如果这个分析是正确的，那么Theodor Zhan在1867提出的一个有名的理论将会被证明是错误的。Zahn相信尼西亚大会使用homoousion这个字来承认一种数字的特性，或神圣素质的联合，但是加帕多加教父们认为那个字具有一般性的意义，因此与homoios hat ousian的意义是一样的。Zahn相信加帕多加并不是尼西亚和亚他那修的继承人，而是安卡拉的巴西流（Basil of Ancyra）和老底嘉的乔治（George of Laodicea）的继承人。但是Homoeousian代表的是双重位格传统的终结，加帕多加继承了那些『反撒伯流（antiSabellian）』作品的，修正过的神学。
After 361 the categories “miahypostatic theology” and “dyohypostatic theology” lose their relevance. Traces of the parties do remain: some Ancyran clergy remained faithful to Marcellus, and the schism in Antioch between Paulinus and Meletius corresponds to these categories. But the gradual rapprochement of the two traditions was advanced by several events. The rise of the Neo-Arians is the immediate cause of the rise of the Homoeousian party: the Blasphemy of Sirmium attempted to prohibit the use of the words homoousios, homoiousios, and ousia, and thereby drew attention to them. Athanasius, in his Tome to the Antiochenes of 362, admitted for the first time that besides one ousia and one hypostasis, there was also a sense in which one could rightly say “three hypostaseis” of the Godhead. And the rise of the Neo-Arians makes Eunomius of Cyzicus the chief opponent of Homoeousians and Cappadocians alike.

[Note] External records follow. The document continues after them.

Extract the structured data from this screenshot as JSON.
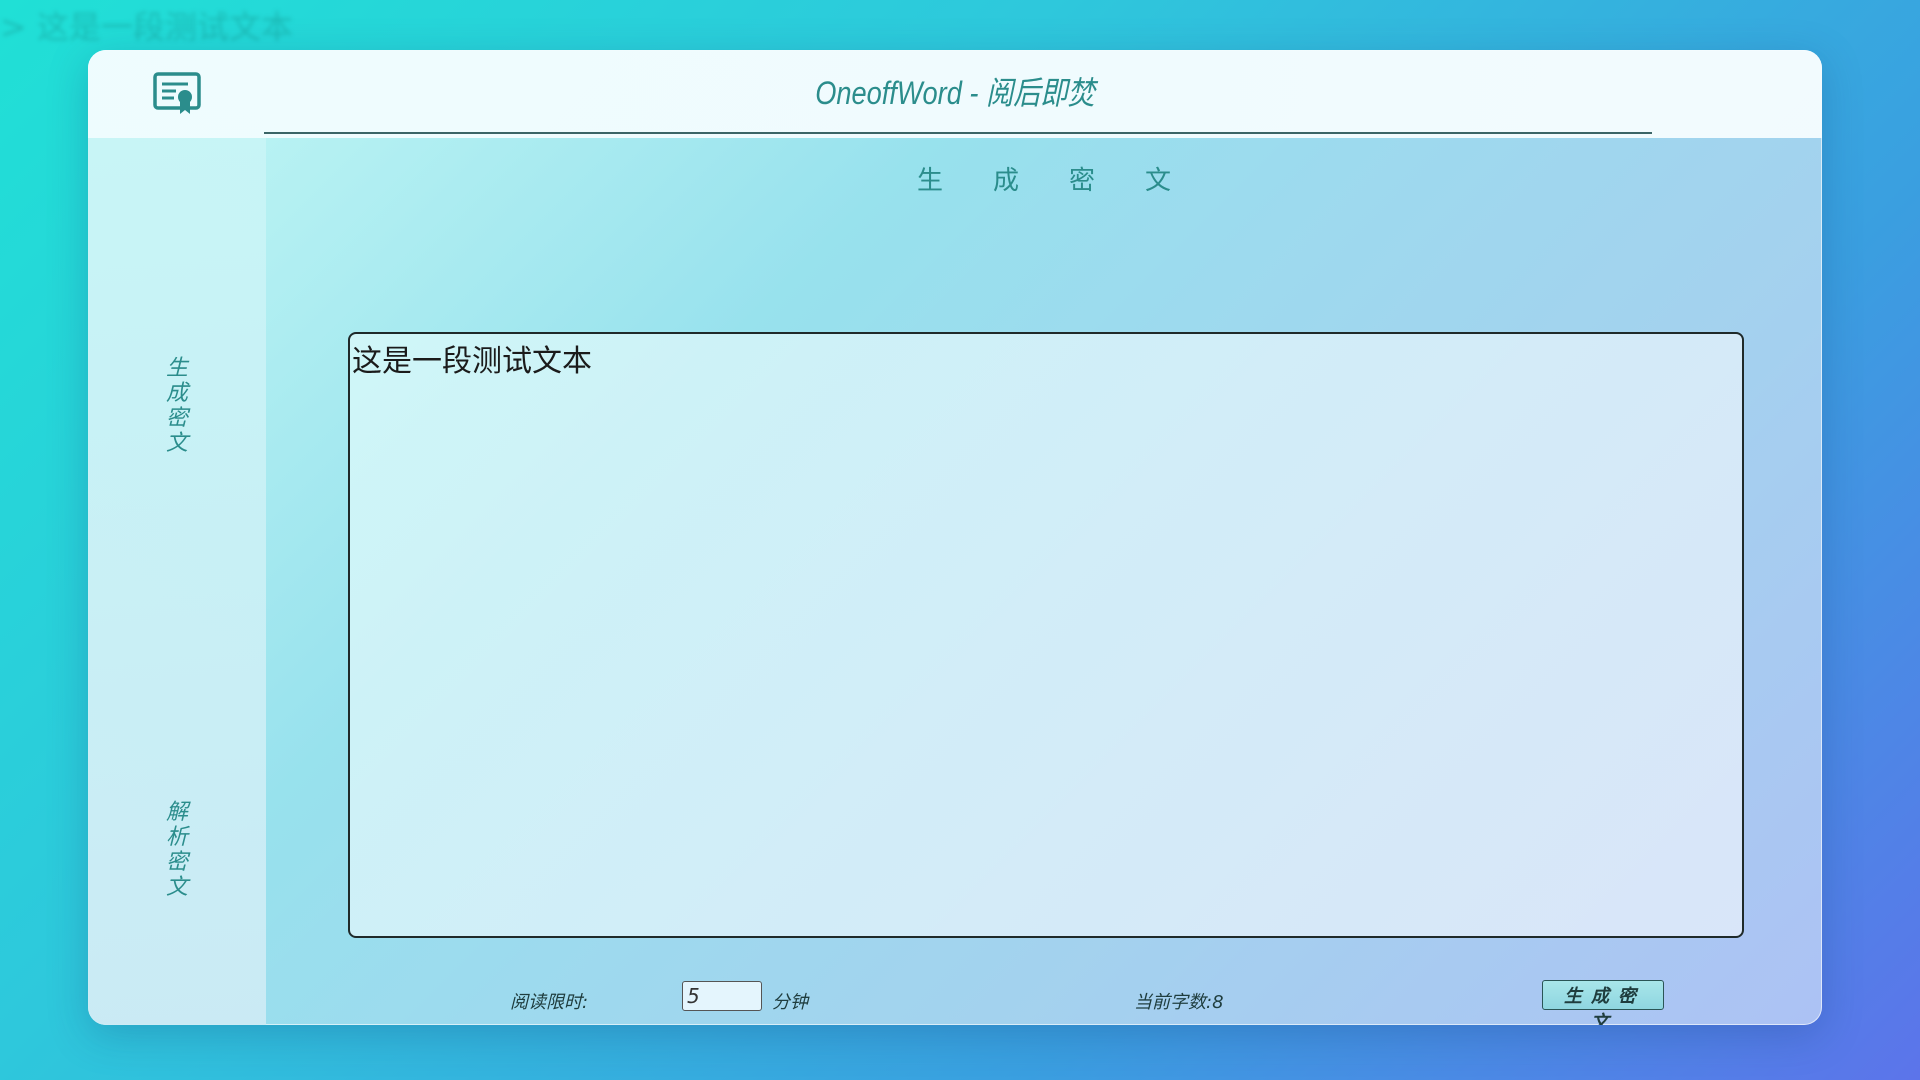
{
  "background_echo": "> 这是一段测试文本",
  "header": {
    "logo_icon": "certificate-icon",
    "title": "OneoffWord - 阅后即焚"
  },
  "sidebar": {
    "items": [
      {
        "label": "生成密文",
        "chars": [
          "生",
          "成",
          "密",
          "文"
        ]
      },
      {
        "label": "解析密文",
        "chars": [
          "解",
          "析",
          "密",
          "文"
        ]
      }
    ]
  },
  "main": {
    "section_title": "生成密文",
    "text_value": "这是一段测试文本",
    "footer": {
      "limit_label": "阅读限时:",
      "limit_value": "5",
      "limit_unit": "分钟",
      "count_text": "当前字数:8",
      "button_label": "生成密文"
    }
  },
  "colors": {
    "accent": "#2b8d8c",
    "background_start": "#20e0d6",
    "background_end": "#5c74ea"
  }
}
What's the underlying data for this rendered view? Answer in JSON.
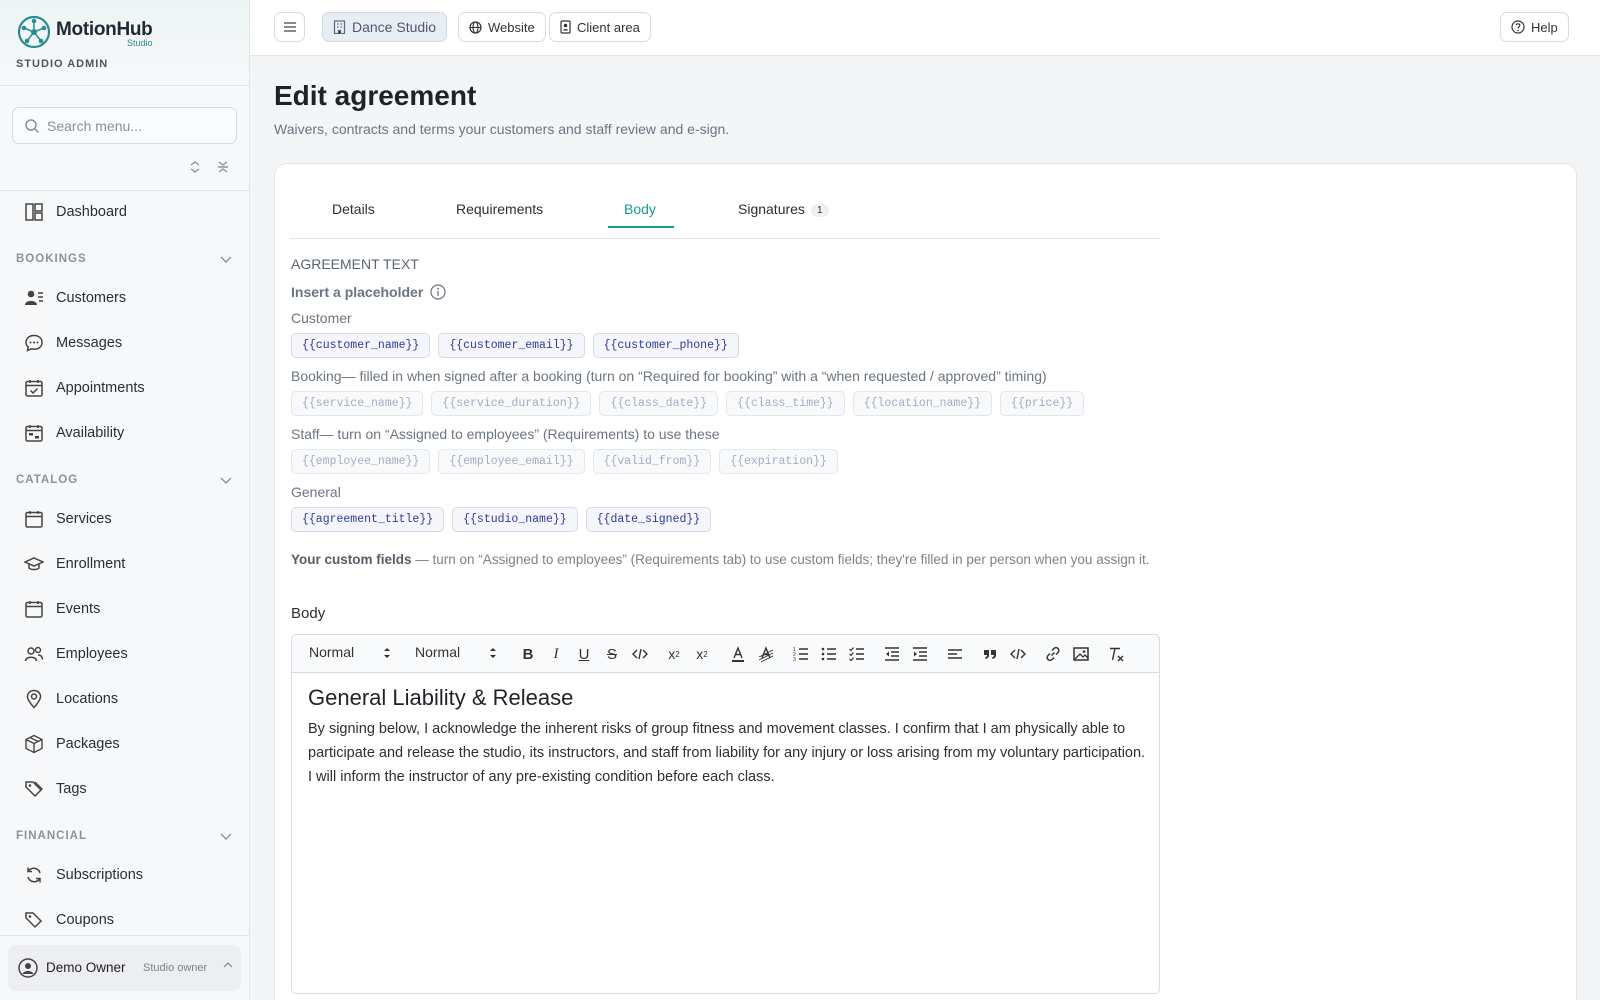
{
  "brand": {
    "name": "MotionHub",
    "sub": "Studio",
    "role": "STUDIO ADMIN"
  },
  "search": {
    "placeholder": "Search menu..."
  },
  "nav": {
    "dashboard": "Dashboard",
    "bookings_section": "BOOKINGS",
    "customers": "Customers",
    "messages": "Messages",
    "appointments": "Appointments",
    "availability": "Availability",
    "catalog_section": "CATALOG",
    "services": "Services",
    "enrollment": "Enrollment",
    "events": "Events",
    "employees": "Employees",
    "locations": "Locations",
    "packages": "Packages",
    "tags": "Tags",
    "financial_section": "FINANCIAL",
    "subscriptions": "Subscriptions",
    "coupons": "Coupons"
  },
  "user": {
    "name": "Demo Owner",
    "role": "Studio owner"
  },
  "topbar": {
    "studio": "Dance Studio",
    "website": "Website",
    "client_area": "Client area",
    "help": "Help"
  },
  "page": {
    "title": "Edit agreement",
    "subtitle": "Waivers, contracts and terms your customers and staff review and e-sign."
  },
  "tabs": {
    "details": "Details",
    "requirements": "Requirements",
    "body": "Body",
    "signatures": "Signatures",
    "signatures_count": "1"
  },
  "agreement": {
    "section_label": "AGREEMENT TEXT",
    "insert_label": "Insert a placeholder",
    "customer_head": "Customer",
    "customer_chips": [
      "{{customer_name}}",
      "{{customer_email}}",
      "{{customer_phone}}"
    ],
    "booking_head": "Booking— filled in when signed after a booking (turn on “Required for booking” with a “when requested / approved” timing)",
    "booking_chips": [
      "{{service_name}}",
      "{{service_duration}}",
      "{{class_date}}",
      "{{class_time}}",
      "{{location_name}}",
      "{{price}}"
    ],
    "staff_head": "Staff— turn on “Assigned to employees” (Requirements) to use these",
    "staff_chips": [
      "{{employee_name}}",
      "{{employee_email}}",
      "{{valid_from}}",
      "{{expiration}}"
    ],
    "general_head": "General",
    "general_chips": [
      "{{agreement_title}}",
      "{{studio_name}}",
      "{{date_signed}}"
    ],
    "custom_bold": "Your custom fields",
    "custom_rest": " — turn on “Assigned to employees” (Requirements tab) to use custom fields; they're filled in per person when you assign it.",
    "body_label": "Body"
  },
  "editor": {
    "heading_select": "Normal",
    "size_select": "Normal",
    "doc_title": "General Liability & Release",
    "para1": "By signing below, I acknowledge the inherent risks of group fitness and movement classes. I confirm that I am physically able to participate and release the studio, its instructors, and staff from liability for any injury or loss arising from my voluntary participation.",
    "para2": "I will inform the instructor of any pre-existing condition before each class."
  }
}
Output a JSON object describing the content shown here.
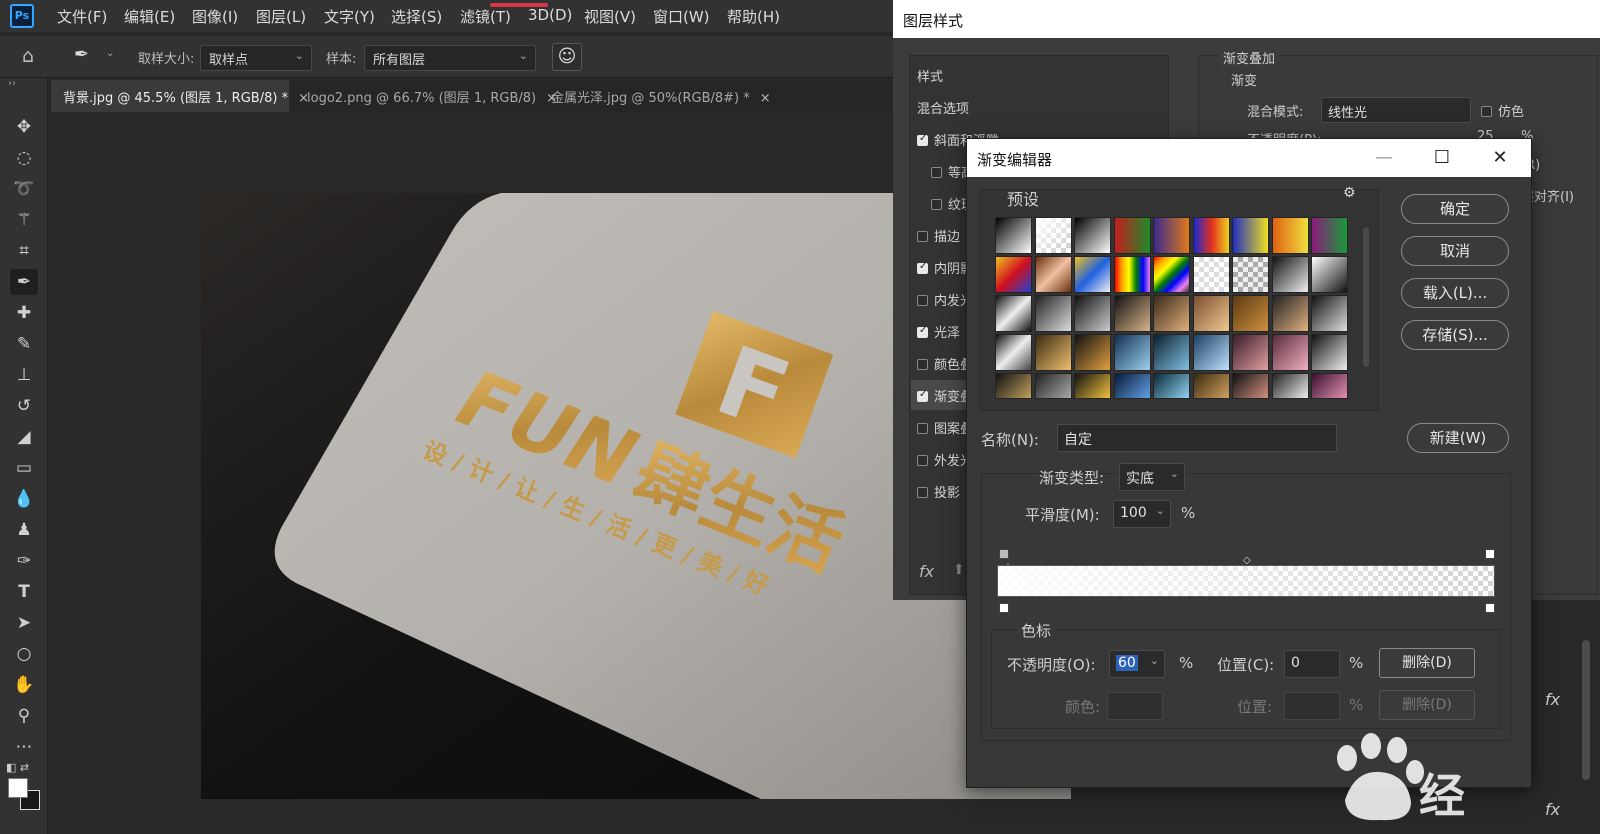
{
  "app": {
    "logo": "Ps"
  },
  "menu": [
    "文件(F)",
    "编辑(E)",
    "图像(I)",
    "图层(L)",
    "文字(Y)",
    "选择(S)",
    "滤镜(T)",
    "3D(D)",
    "视图(V)",
    "窗口(W)",
    "帮助(H)"
  ],
  "options": {
    "sample_size_label": "取样大小:",
    "sample_size_value": "取样点",
    "sample_label": "样本:",
    "sample_value": "所有图层"
  },
  "tabs": [
    {
      "label": "背景.jpg @ 45.5% (图层 1, RGB/8) *",
      "active": true
    },
    {
      "label": "logo2.png @ 66.7% (图层 1, RGB/8)",
      "active": false
    },
    {
      "label": "金属光泽.jpg @ 50%(RGB/8#) *",
      "active": false
    }
  ],
  "tab_close": "×",
  "artwork": {
    "slogan_latin": "FUN",
    "slogan_cjk": "肆生活",
    "tagline": "设 / 计 / 让 / 生 / 活 / 更 / 美 / 好",
    "logo_letter": "F"
  },
  "layer_style": {
    "title": "图层样式",
    "items": [
      {
        "label": "样式",
        "checkbox": null
      },
      {
        "label": "混合选项",
        "checkbox": null
      },
      {
        "label": "斜面和浮雕",
        "checkbox": true
      },
      {
        "label": "等高",
        "checkbox": false,
        "indent": true
      },
      {
        "label": "纹理",
        "checkbox": false,
        "indent": true
      },
      {
        "label": "描边",
        "checkbox": false
      },
      {
        "label": "内阴影",
        "checkbox": true
      },
      {
        "label": "内发光",
        "checkbox": false
      },
      {
        "label": "光泽",
        "checkbox": true
      },
      {
        "label": "颜色叠",
        "checkbox": false
      },
      {
        "label": "渐变叠",
        "checkbox": true,
        "selected": true
      },
      {
        "label": "图案叠",
        "checkbox": false
      },
      {
        "label": "外发光",
        "checkbox": false
      },
      {
        "label": "投影",
        "checkbox": false
      }
    ],
    "fx_label": "fx",
    "right": {
      "section": "渐变叠加",
      "subsection": "渐变",
      "blend_mode_label": "混合模式:",
      "blend_mode_value": "线性光",
      "dither_label": "仿色",
      "opacity_label": "不透明度(P):",
      "opacity_value": "25",
      "percent": "%",
      "reverse_label": "(R)",
      "align_label": "层对齐(I)"
    }
  },
  "gradient_editor": {
    "title": "渐变编辑器",
    "presets_label": "预设",
    "buttons": {
      "ok": "确定",
      "cancel": "取消",
      "load": "载入(L)...",
      "save": "存储(S)...",
      "new": "新建(W)"
    },
    "name_label": "名称(N):",
    "name_value": "自定",
    "type_label": "渐变类型:",
    "type_value": "实底",
    "smooth_label": "平滑度(M):",
    "smooth_value": "100",
    "percent": "%",
    "stops_label": "色标",
    "opacity_label": "不透明度(O):",
    "opacity_value": "60",
    "location_label": "位置(C):",
    "location_value": "0",
    "delete_label": "删除(D)",
    "color_label": "颜色:",
    "location2_label": "位置:",
    "delete2_label": "删除(D)"
  },
  "watermark": {
    "text": "经"
  }
}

在361年后，『单一位格神学』和『双重位格神学』的分类法失去了它们的实用性。那些派别的痕迹仍然存在：某些安卡拉的神职人员仍然对马赛流忠心耿耿，安替阿在保利奴（paulinus）和米勒丢（Meletius）的分离教派也符合那些分类。但是，两个传统头盖骨好几个时间逐渐被整合。Blasphemy of Sirmium尝试禁止使用homoousios，homoiousios和ousia这几个字，因此引起了对它们的关注。亚他那修在362年写给安替阿人的教义中，首次承认在一个ousia和一个hypostasis外，人们可以正确的说神格有『三个位格（three hypostaseis）』。新亚流派（Neo-Arians）的崛起也使得Cyzicus的Eunomius同时成为Homoeousian和加帕多加的对手。
Nevertheless, the categories “miahypostatic” and “dyohypostatic” are useful for analyzing theology in the earlier part of the fourth century. They show that the “Arian” controversy was in reality a collision between two theological systems, neither of which was quite adequate; but the very collision prepared the way for a resolution.